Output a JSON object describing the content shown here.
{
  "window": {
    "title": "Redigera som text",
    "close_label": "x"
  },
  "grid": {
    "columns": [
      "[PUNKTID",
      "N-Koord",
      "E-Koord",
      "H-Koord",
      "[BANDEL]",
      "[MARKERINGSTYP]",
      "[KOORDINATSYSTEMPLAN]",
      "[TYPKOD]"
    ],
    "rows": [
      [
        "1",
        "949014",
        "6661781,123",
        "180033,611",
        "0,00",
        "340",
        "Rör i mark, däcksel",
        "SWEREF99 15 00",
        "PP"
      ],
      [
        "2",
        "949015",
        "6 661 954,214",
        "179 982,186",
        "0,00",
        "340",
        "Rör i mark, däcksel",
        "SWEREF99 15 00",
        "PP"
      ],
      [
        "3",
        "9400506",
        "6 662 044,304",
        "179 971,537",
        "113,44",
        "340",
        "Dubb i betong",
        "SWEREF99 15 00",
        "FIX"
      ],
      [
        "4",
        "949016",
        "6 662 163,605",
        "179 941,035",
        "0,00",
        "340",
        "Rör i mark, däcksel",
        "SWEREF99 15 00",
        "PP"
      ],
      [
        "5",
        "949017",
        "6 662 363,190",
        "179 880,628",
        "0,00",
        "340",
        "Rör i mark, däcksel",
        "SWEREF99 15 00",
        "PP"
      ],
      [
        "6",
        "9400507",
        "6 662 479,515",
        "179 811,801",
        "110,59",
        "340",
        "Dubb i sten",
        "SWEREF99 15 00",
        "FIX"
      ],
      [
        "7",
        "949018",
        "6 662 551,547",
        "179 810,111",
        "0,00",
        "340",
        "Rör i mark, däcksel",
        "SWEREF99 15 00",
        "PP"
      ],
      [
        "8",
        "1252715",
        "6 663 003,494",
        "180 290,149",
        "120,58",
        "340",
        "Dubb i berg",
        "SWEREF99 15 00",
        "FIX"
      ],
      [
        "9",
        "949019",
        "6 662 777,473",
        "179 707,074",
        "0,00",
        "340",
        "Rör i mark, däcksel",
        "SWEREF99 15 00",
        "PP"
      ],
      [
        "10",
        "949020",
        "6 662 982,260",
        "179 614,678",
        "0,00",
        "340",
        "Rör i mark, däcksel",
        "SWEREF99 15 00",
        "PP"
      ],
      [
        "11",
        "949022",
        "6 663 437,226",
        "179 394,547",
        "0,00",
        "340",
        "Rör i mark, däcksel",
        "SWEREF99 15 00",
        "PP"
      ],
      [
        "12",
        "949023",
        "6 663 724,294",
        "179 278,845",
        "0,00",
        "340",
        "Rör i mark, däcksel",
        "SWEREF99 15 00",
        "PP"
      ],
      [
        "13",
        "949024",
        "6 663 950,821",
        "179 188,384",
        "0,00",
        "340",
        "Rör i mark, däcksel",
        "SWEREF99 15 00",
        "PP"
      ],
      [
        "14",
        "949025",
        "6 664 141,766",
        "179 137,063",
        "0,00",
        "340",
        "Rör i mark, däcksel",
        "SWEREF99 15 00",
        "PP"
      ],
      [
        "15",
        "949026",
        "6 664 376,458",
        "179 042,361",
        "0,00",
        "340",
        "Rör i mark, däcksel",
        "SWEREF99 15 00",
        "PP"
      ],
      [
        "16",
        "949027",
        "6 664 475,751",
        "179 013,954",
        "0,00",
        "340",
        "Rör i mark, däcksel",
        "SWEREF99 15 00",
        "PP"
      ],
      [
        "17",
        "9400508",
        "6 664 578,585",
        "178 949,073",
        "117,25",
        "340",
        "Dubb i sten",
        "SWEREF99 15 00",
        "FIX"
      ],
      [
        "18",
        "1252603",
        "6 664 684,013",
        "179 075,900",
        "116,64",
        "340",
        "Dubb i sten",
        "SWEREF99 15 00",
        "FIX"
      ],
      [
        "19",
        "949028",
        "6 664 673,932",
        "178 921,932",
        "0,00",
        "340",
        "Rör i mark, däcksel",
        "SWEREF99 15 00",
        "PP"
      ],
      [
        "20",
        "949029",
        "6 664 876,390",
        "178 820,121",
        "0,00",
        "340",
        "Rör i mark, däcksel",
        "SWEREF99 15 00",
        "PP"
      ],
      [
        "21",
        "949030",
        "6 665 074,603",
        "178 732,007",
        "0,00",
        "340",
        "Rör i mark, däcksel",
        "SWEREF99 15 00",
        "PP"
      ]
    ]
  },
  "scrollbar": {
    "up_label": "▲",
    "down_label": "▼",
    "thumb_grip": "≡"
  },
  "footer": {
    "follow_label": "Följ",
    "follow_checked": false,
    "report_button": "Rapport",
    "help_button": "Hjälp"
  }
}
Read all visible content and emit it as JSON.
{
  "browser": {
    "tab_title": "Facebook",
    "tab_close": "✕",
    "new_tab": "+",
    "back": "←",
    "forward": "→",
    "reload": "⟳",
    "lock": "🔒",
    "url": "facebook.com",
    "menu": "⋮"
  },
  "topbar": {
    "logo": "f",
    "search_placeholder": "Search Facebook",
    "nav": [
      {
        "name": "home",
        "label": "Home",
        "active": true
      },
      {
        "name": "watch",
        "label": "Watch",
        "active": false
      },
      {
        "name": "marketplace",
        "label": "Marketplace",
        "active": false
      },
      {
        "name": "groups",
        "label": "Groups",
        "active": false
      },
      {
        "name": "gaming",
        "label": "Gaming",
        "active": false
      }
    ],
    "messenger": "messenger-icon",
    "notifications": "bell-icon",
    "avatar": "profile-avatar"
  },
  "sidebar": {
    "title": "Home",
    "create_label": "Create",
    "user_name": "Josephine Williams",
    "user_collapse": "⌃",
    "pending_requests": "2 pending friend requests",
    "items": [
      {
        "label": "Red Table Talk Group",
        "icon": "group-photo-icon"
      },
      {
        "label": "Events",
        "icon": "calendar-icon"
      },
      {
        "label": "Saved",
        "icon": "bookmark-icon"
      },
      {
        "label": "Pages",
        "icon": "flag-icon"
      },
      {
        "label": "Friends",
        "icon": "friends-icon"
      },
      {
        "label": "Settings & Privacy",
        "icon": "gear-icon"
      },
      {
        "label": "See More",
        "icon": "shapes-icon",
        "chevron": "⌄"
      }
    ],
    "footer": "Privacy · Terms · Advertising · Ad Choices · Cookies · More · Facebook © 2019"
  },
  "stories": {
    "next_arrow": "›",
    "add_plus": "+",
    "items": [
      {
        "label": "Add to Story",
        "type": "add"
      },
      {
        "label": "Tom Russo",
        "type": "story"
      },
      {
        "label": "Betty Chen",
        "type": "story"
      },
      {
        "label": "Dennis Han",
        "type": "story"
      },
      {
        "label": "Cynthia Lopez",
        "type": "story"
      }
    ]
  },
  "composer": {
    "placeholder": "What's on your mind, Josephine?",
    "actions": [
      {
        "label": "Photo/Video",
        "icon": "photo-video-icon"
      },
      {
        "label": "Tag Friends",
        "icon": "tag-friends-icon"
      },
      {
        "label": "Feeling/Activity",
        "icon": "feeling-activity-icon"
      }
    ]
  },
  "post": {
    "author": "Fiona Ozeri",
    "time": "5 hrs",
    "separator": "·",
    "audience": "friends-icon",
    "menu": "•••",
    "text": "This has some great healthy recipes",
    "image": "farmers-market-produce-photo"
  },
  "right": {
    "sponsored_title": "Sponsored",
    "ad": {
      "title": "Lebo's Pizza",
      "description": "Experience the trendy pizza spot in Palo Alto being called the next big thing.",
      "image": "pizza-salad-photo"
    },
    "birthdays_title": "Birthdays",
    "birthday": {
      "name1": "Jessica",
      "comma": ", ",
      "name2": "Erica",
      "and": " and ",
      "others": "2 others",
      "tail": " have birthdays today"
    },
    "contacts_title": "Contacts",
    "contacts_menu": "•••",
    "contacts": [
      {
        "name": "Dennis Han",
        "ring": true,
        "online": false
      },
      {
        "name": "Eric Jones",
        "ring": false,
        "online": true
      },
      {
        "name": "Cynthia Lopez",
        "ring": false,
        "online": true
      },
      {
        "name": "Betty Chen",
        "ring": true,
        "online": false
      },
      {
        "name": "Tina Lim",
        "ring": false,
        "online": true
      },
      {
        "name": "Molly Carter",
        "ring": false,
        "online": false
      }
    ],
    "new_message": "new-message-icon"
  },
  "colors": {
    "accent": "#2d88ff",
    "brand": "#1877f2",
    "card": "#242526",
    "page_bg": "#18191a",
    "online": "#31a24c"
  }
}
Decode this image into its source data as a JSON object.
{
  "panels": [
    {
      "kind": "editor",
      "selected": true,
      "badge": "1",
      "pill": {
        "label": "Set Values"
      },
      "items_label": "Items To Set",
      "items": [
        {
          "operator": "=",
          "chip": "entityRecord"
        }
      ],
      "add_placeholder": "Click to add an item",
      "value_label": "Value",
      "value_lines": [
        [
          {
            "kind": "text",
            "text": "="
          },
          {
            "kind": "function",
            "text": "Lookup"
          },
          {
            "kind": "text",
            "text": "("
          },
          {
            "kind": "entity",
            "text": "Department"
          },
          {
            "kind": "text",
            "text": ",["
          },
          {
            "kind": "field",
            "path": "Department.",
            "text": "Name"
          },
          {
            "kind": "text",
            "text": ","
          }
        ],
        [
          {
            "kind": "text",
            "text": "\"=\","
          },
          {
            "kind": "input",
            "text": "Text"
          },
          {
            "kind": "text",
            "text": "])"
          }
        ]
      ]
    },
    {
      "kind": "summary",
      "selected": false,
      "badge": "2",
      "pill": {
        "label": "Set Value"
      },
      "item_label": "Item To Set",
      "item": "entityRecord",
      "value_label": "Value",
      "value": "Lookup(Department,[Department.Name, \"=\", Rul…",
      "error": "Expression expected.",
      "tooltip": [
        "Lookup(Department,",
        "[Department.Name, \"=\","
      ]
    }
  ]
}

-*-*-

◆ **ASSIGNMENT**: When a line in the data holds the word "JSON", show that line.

◆ **WORKED SOLUTION**:
Output a JSON object describing the content shown here.
Read all visible content and emit it as JSON.
Decode this image into its source data as a JSON object.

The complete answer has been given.